### BRIEF
Scan the records below, and wherever a line has the word "Windows", pull it out.

** DATASET CONTENT follows **

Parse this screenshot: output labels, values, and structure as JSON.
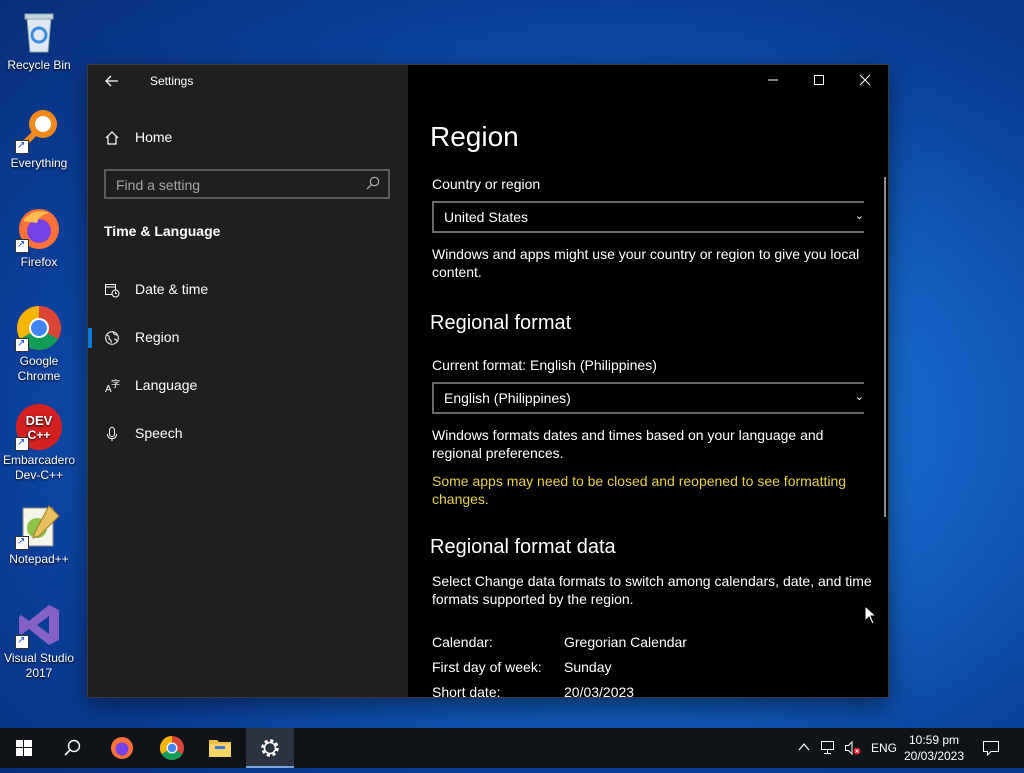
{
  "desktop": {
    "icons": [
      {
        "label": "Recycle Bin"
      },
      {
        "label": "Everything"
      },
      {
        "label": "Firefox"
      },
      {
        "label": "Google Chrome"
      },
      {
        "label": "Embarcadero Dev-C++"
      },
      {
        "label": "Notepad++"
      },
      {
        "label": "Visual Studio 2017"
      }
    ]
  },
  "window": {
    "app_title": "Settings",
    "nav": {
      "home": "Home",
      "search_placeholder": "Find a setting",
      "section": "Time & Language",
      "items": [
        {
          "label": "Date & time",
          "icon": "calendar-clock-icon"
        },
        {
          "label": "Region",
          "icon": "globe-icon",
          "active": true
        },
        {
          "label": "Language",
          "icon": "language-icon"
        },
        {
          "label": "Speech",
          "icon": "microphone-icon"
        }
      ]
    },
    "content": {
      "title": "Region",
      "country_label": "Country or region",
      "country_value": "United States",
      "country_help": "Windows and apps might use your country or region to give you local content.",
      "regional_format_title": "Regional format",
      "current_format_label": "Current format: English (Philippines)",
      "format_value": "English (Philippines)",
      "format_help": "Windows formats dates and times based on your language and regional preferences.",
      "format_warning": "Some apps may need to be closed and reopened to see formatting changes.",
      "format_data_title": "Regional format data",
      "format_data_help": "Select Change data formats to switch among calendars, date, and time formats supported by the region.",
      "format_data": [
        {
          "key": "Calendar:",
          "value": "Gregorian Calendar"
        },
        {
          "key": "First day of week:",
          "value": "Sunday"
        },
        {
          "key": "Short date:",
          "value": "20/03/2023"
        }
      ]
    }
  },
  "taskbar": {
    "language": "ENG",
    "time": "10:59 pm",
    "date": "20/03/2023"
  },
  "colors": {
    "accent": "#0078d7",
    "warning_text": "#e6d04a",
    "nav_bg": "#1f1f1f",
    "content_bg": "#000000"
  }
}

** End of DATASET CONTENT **
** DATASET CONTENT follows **

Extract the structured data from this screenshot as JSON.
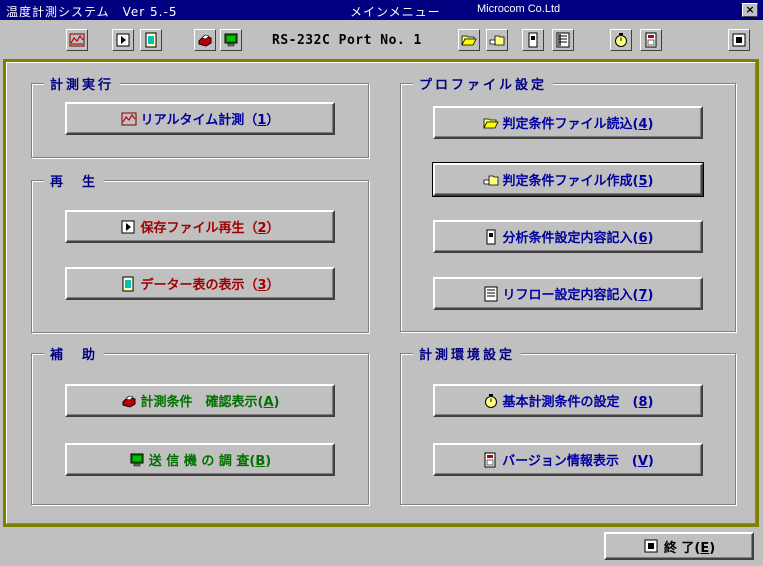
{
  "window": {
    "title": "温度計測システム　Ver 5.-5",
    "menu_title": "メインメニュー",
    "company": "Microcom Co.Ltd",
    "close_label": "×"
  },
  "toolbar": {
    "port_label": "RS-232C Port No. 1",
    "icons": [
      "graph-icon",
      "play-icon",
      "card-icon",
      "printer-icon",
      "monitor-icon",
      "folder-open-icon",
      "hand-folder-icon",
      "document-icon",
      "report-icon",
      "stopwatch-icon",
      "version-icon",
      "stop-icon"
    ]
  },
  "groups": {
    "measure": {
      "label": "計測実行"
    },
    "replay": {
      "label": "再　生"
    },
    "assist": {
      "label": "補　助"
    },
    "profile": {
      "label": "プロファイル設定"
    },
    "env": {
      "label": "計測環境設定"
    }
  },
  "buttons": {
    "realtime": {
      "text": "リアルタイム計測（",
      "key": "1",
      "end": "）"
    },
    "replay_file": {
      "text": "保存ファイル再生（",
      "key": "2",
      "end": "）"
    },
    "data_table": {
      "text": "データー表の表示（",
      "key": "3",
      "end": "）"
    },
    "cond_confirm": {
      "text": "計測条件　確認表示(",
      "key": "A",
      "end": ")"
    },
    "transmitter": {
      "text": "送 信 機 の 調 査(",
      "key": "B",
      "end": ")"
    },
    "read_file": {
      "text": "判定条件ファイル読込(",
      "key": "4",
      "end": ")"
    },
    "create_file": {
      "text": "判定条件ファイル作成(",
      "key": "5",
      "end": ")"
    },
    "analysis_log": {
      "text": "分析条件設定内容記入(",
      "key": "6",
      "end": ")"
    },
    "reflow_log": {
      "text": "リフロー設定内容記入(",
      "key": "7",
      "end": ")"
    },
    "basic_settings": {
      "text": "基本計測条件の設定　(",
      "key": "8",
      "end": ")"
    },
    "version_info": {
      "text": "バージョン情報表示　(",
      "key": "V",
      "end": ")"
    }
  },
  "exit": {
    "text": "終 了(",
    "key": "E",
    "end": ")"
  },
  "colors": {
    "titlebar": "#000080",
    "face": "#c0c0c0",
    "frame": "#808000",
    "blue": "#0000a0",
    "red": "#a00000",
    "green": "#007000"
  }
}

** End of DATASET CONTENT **
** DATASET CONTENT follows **

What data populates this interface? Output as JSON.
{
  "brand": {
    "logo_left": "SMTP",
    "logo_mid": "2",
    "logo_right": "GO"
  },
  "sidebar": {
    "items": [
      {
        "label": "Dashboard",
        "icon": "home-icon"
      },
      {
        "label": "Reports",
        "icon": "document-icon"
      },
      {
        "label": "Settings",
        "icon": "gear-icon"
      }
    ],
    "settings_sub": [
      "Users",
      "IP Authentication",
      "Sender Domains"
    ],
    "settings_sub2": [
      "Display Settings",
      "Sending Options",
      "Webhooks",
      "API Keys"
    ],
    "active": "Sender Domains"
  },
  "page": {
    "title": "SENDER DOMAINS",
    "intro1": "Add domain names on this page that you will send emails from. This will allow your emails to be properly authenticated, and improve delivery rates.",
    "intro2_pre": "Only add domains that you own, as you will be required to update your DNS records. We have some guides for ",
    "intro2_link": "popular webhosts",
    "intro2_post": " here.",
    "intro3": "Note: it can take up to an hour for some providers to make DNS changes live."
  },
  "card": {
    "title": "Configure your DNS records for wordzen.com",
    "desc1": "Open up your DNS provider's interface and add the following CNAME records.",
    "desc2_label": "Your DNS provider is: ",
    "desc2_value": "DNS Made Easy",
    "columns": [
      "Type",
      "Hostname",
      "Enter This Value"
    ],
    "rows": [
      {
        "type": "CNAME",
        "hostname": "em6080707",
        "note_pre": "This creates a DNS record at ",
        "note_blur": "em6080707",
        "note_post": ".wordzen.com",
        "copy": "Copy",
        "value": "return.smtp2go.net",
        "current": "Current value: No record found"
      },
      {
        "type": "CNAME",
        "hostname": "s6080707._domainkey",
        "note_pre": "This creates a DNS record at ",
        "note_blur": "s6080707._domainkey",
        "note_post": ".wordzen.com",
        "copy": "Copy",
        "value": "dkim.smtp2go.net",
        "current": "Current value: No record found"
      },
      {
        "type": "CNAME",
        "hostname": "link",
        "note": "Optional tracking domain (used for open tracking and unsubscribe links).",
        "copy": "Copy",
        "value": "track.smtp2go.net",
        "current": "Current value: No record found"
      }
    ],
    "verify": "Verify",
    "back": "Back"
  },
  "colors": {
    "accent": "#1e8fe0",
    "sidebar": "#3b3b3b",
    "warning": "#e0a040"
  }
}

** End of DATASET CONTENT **

### SOLUTION
      "country_help": "Windows and apps might use your country or region to give you local content.",
      "format_help": "Windows formats dates and times based on your language and regional preferences.",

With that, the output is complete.